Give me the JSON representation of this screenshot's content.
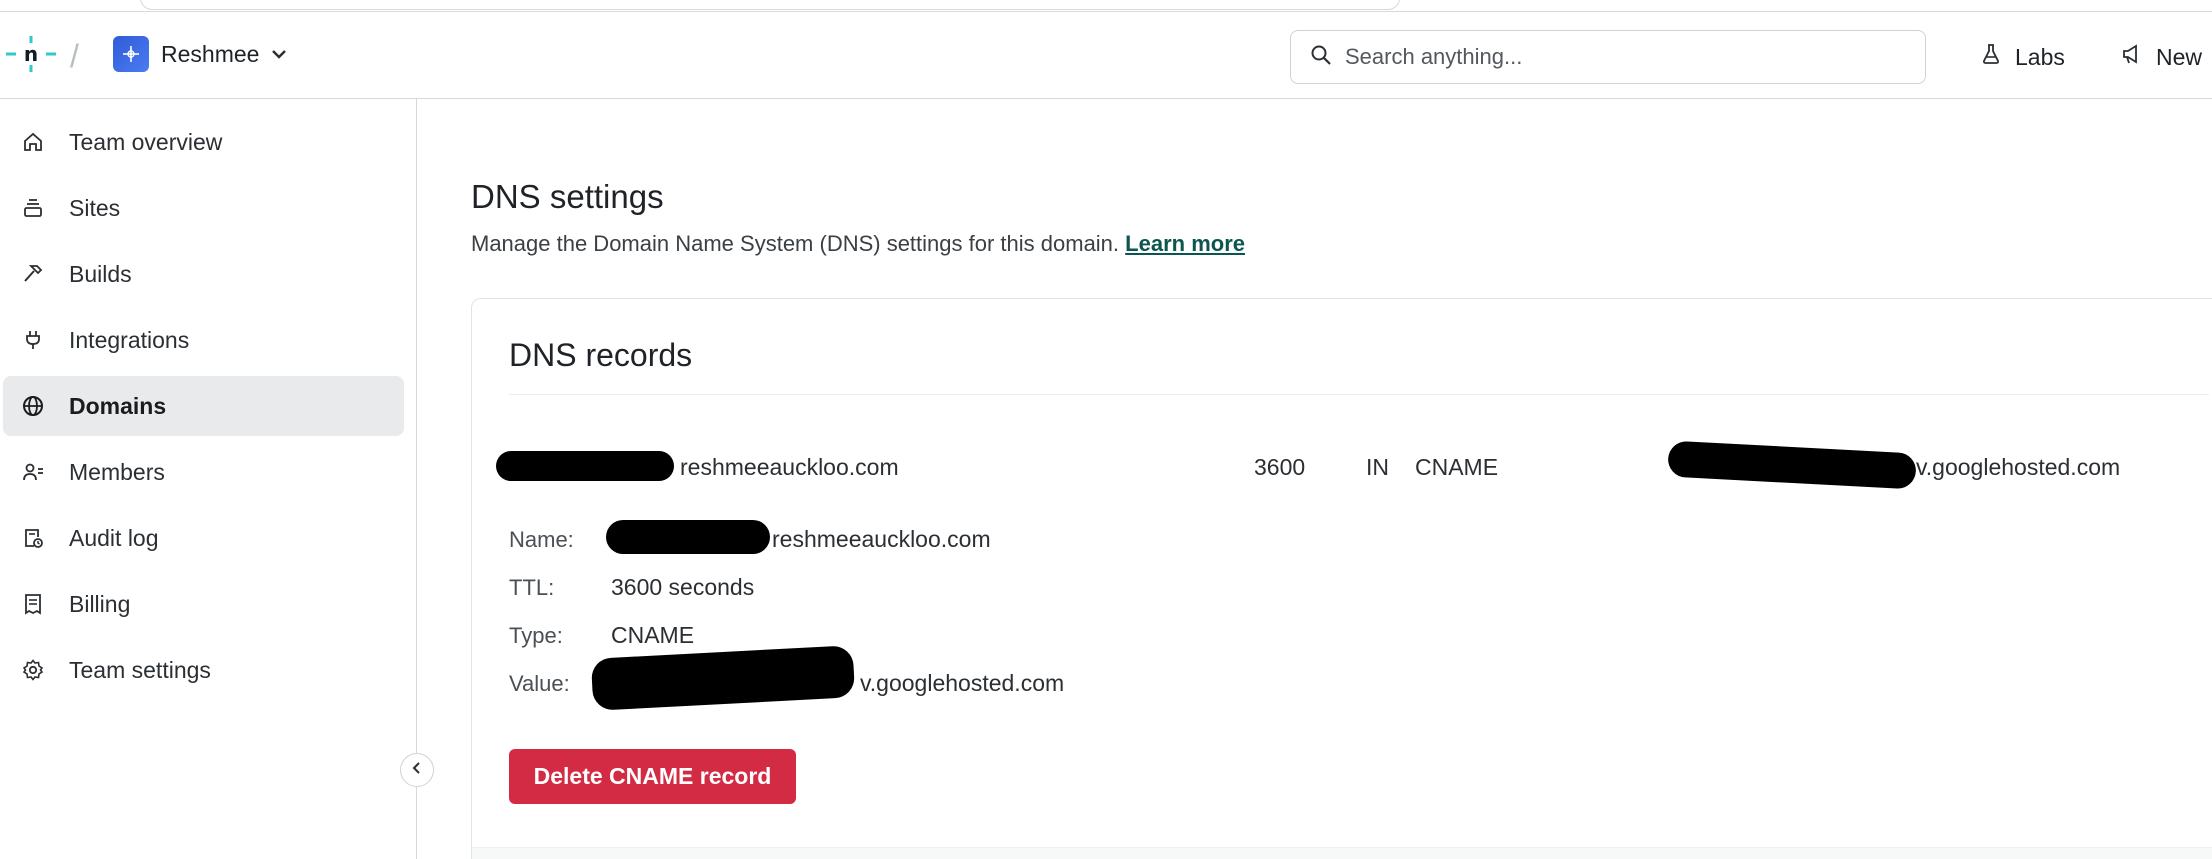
{
  "header": {
    "team_name": "Reshmee",
    "search_placeholder": "Search anything...",
    "labs_label": "Labs",
    "news_label": "New"
  },
  "sidebar": {
    "items": [
      {
        "label": "Team overview",
        "icon": "home-icon",
        "active": false
      },
      {
        "label": "Sites",
        "icon": "stack-icon",
        "active": false
      },
      {
        "label": "Builds",
        "icon": "hammer-icon",
        "active": false
      },
      {
        "label": "Integrations",
        "icon": "plug-icon",
        "active": false
      },
      {
        "label": "Domains",
        "icon": "globe-icon",
        "active": true
      },
      {
        "label": "Members",
        "icon": "members-icon",
        "active": false
      },
      {
        "label": "Audit log",
        "icon": "audit-log-icon",
        "active": false
      },
      {
        "label": "Billing",
        "icon": "receipt-icon",
        "active": false
      },
      {
        "label": "Team settings",
        "icon": "gear-icon",
        "active": false
      }
    ]
  },
  "main": {
    "title": "DNS settings",
    "description": "Manage the Domain Name System (DNS) settings for this domain.",
    "learn_more": "Learn more",
    "card": {
      "title": "DNS records",
      "record": {
        "name": "reshmeeauckloo.com",
        "ttl": "3600",
        "class": "IN",
        "type": "CNAME",
        "value": "v.googlehosted.com"
      },
      "details": {
        "name_label": "Name:",
        "name_value": "reshmeeauckloo.com",
        "ttl_label": "TTL:",
        "ttl_value": "3600 seconds",
        "type_label": "Type:",
        "type_value": "CNAME",
        "value_label": "Value:",
        "value_value": "v.googlehosted.com"
      },
      "delete_button": "Delete CNAME record"
    }
  },
  "colors": {
    "brand_teal": "#30c8c9",
    "danger": "#d42b45",
    "link": "#0d5550",
    "active_nav_bg": "#e9eaeb"
  }
}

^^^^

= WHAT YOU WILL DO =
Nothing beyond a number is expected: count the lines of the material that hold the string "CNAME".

= RESPONSE TO THIS EXERCISE =
3